Rosh Hashanah literally means “Head of the New Year.” But, this isn’t your typical New Year’s Eve celebration where you drink all you can and party. Instead, it marks the beginning of a 10-day period of prayer, personal self-reflection, and repentance, known as the Ten Days of Awe, beginning with Rosh Hashanah and concluding with Yom Kippur, the Day of Atonement.
Even on such a serious holiday, there are elements of joy and celebration, and like all other Jewish holidays, Rosh Hashanah also has its own customs. Here are some of them and some of the symbols to know about this very important holiday.

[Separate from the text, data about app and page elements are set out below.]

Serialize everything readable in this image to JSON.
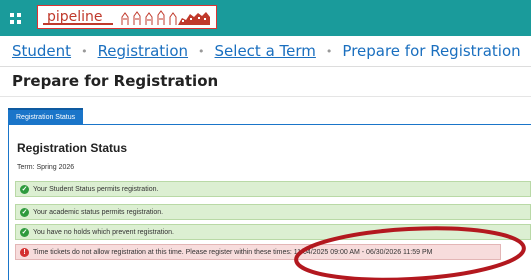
{
  "header": {
    "logo_text": "pipeline"
  },
  "breadcrumb": [
    {
      "label": "Student"
    },
    {
      "label": "Registration"
    },
    {
      "label": "Select a Term"
    },
    {
      "label": "Prepare for Registration"
    }
  ],
  "page_title": "Prepare for Registration",
  "tab_label": "Registration Status",
  "status": {
    "title": "Registration Status",
    "term": "Term: Spring 2026",
    "messages": [
      {
        "type": "success",
        "text": "Your Student Status permits registration."
      },
      {
        "type": "success",
        "text": "Your academic status permits registration."
      },
      {
        "type": "success",
        "text": "You have no holds which prevent registration."
      },
      {
        "type": "error",
        "text": "Time tickets do not allow registration at this time. Please register within these times: 11/04/2025 09:00 AM - 06/30/2026 11:59 PM"
      }
    ]
  },
  "colors": {
    "header_bg": "#1a9b9b",
    "link": "#1a6fbf",
    "tab_bg": "#1a75c9",
    "success_bg": "#dcefd2",
    "error_bg": "#f7dcdc",
    "annotation": "#b3181f"
  }
}
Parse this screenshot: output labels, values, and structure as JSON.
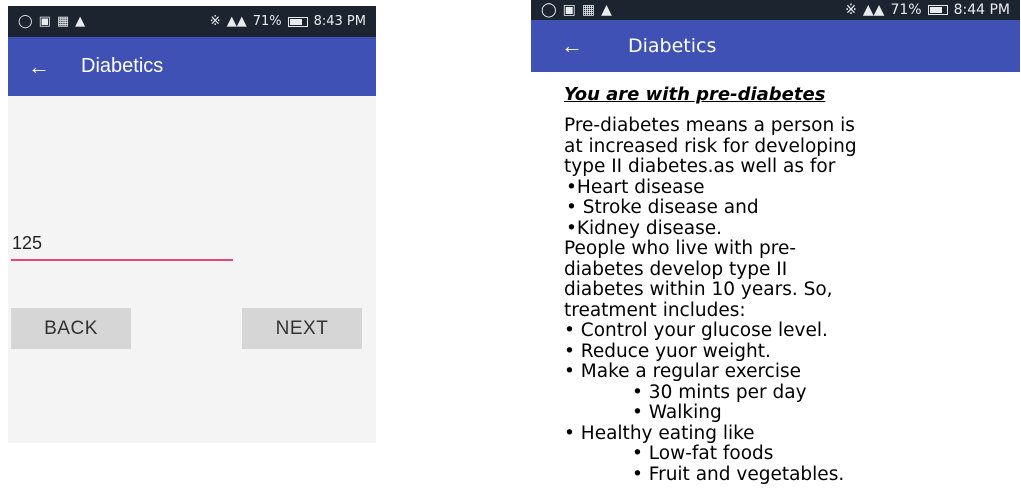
{
  "left_screen": {
    "status": {
      "time": "8:43 PM",
      "battery": "71%",
      "signal": "⁵ᴳ▗▗ ⁵ᴳ▗▗"
    },
    "appbar": {
      "title": "Diabetics"
    },
    "input": {
      "value": "125"
    },
    "buttons": {
      "back": "BACK",
      "next": "NEXT"
    }
  },
  "right_screen": {
    "status": {
      "time": "8:44 PM",
      "battery": "71%",
      "signal": "⁵ᴳ▗▗ ⁵ᴳ▗▗"
    },
    "appbar": {
      "title": "Diabetics"
    },
    "heading": "You are with pre-diabetes",
    "intro": "Pre-diabetes means a person is\nat increased risk for developing\ntype II diabetes.as well as for",
    "risk_items": [
      "•Heart disease",
      "• Stroke disease and",
      "•Kidney disease."
    ],
    "people_text": " People who live with pre-\ndiabetes develop type II\ndiabetes within 10 years. So,\ntreatment includes:",
    "treatment_items": [
      "•  Control your glucose level.",
      "•  Reduce yuor weight.",
      "•  Make a regular exercise"
    ],
    "exercise_items": [
      "•   30 mints per day",
      "•   Walking"
    ],
    "healthy_label": "• Healthy eating like",
    "food_items": [
      "•   Low-fat foods",
      "•   Fruit and vegetables."
    ]
  }
}
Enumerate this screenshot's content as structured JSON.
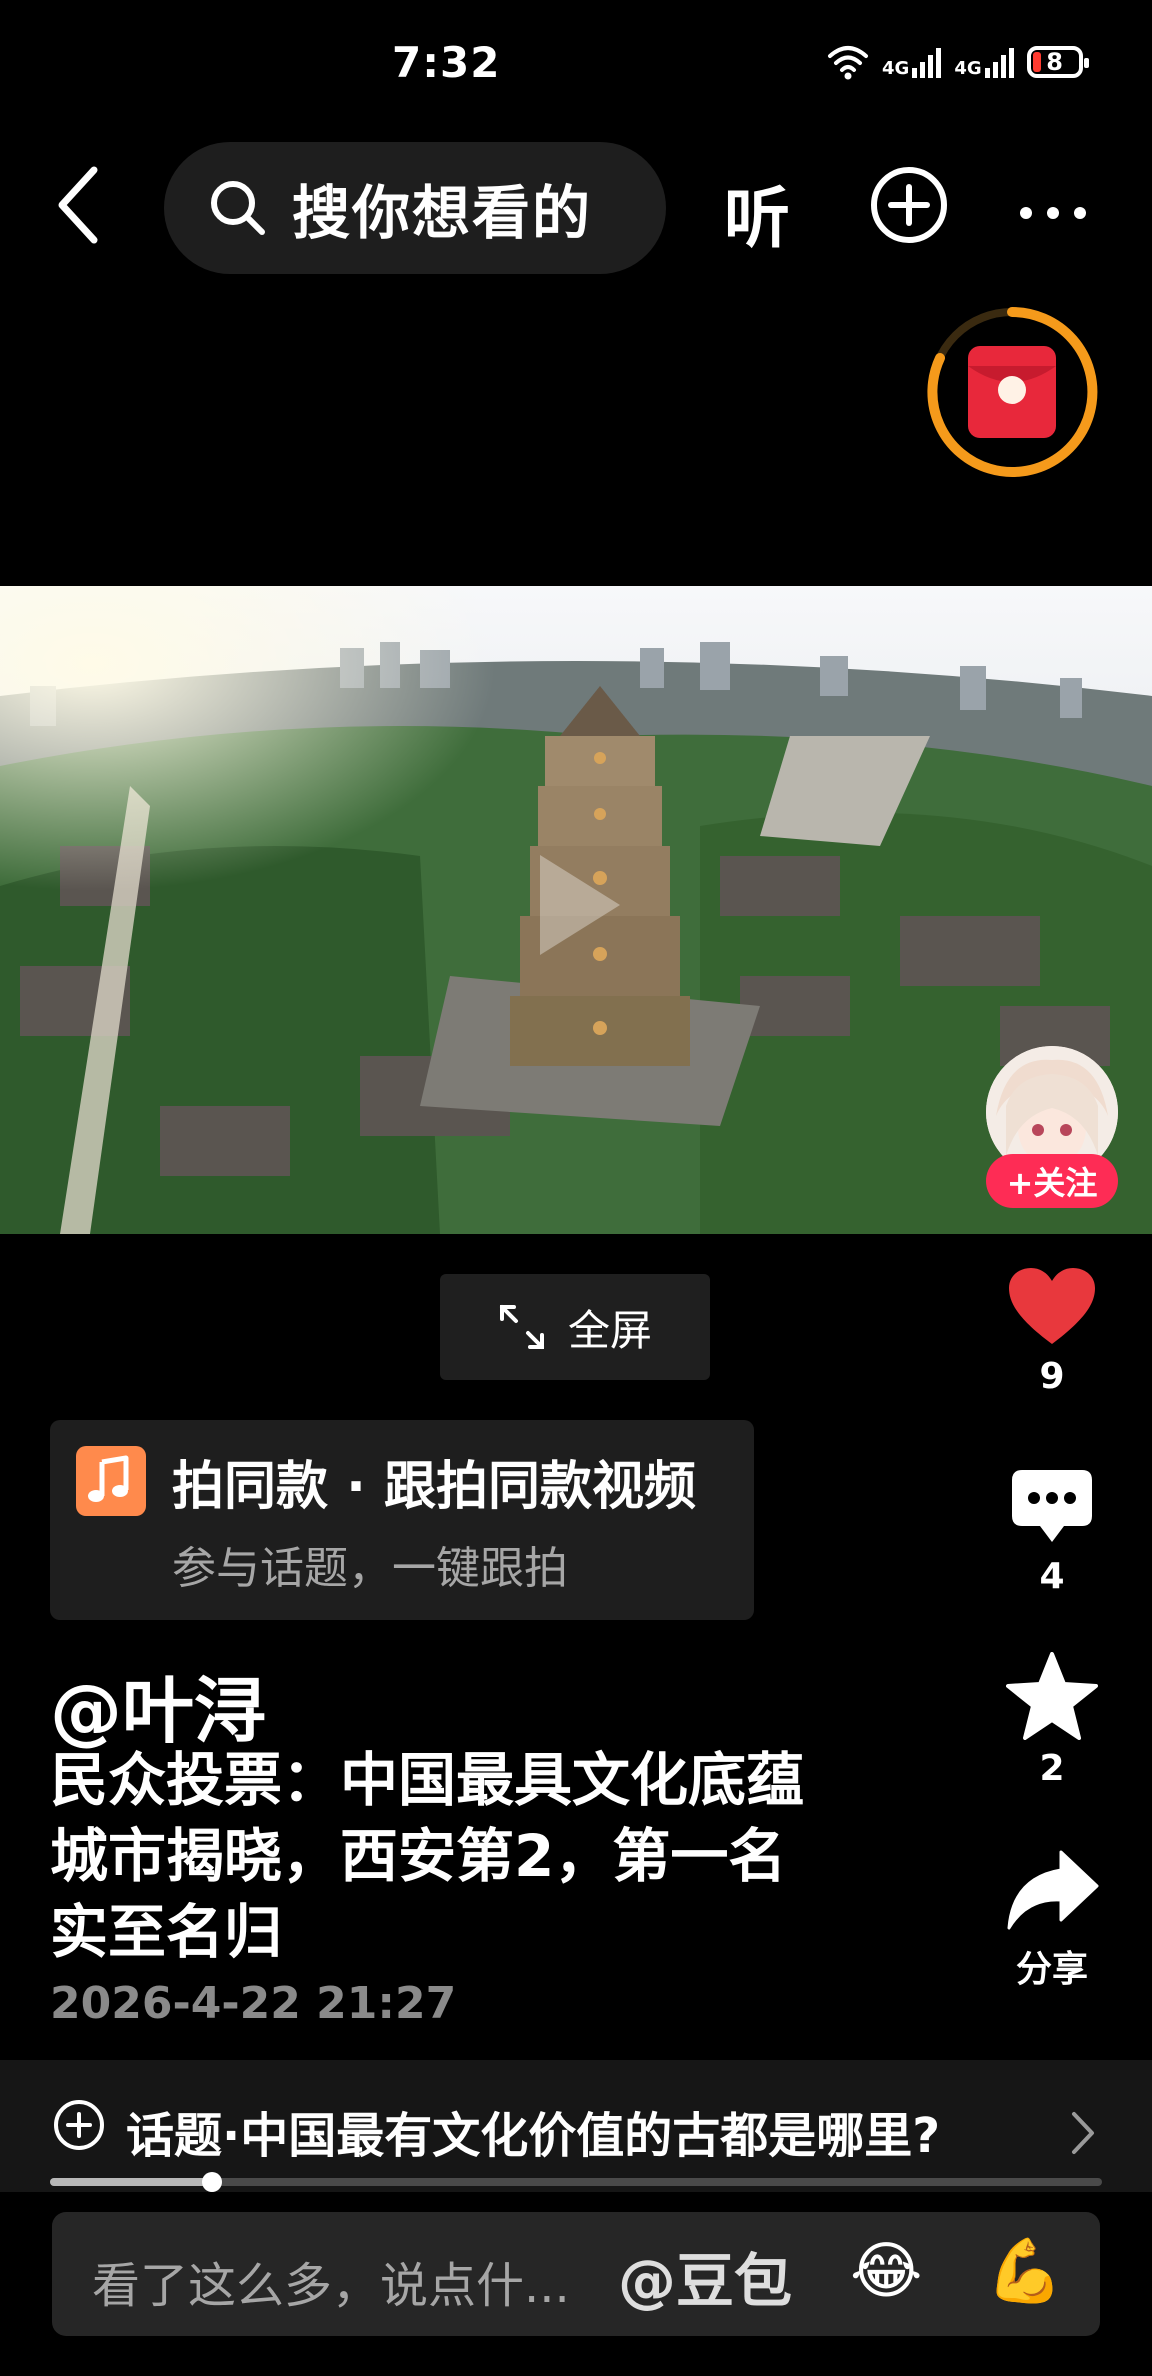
{
  "status_bar": {
    "time": "7:32",
    "network_1": "4G",
    "network_2": "4G",
    "battery": "8"
  },
  "top_nav": {
    "search_placeholder": "搜你想看的",
    "listen_label": "听"
  },
  "video": {
    "follow_label": "+关注",
    "fullscreen_label": "全屏"
  },
  "actions": {
    "likes": "9",
    "comments": "4",
    "favorites": "2",
    "share_label": "分享",
    "like_color": "#e8383d"
  },
  "template_card": {
    "title": "拍同款 · 跟拍同款视频",
    "subtitle": "参与话题，一键跟拍"
  },
  "post": {
    "author": "@叶浔",
    "caption_lines": [
      "民众投票：中国最具文化底蕴",
      "城市揭晓，西安第2，第一名",
      "实至名归"
    ],
    "timestamp": "2026-4-22 21:27"
  },
  "topic": {
    "text": "话题·中国最有文化价值的古都是哪里?"
  },
  "playback": {
    "progress": 0.154
  },
  "comment_bar": {
    "placeholder": "看了这么多，说点什...",
    "mention": "@豆包",
    "emoji_1": "😂",
    "emoji_2": "💪"
  },
  "colors": {
    "accent_red": "#fe2c55",
    "ring_orange": "#f59a1b"
  }
}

Rosh Hashanah includes a ritual of blowing on the shofar or ram’s horn, to remind Jews about the significance of this day, and it serves as a wakeup call to repent. That’s why it is also known as the day of the blowing of the horn.
It is customary to extend good wishes for a good year. The typical greeting for Rosh Hashanah is the simple “L’shana Tovah” or Happy New Year.
The foods that are eaten have special meaning on this holiday. The challah (twisted egg bread) is baked into round loaves instead of the typical oblong loaf to represent the circle of life and the continuous seasons of the year. Apples are dipped in honey to symbolize the hopes and wishes for sweetness in the year ahead.
One popular custom is “asting off“ or Tashlikh, which is going to a flowing body of water like a creek, river or an ocean and symbolically throwing away your sins. This is done by emptying your pockets which are usually filled with small pieces of bread to cast off.
Rosh Hashanah emphasizes that repentance is possible. While the holiday is ultimately about asking God to forgive your sins, it’s also about seeking forgiveness from other human beings. To really repent, we have to go beyond just admitting our wrongs, to making a commitment to really change our behavior. This is a time for taking stock and asking ourselves what are we doing in our lives. How are we treating other people? Who have we hurt? What mistakes have we made? And it is time to ask them for forgiveness. It is ultimately an optimistic time because it emphasizes that all people are capable of not just exploring, but transforming, their lives.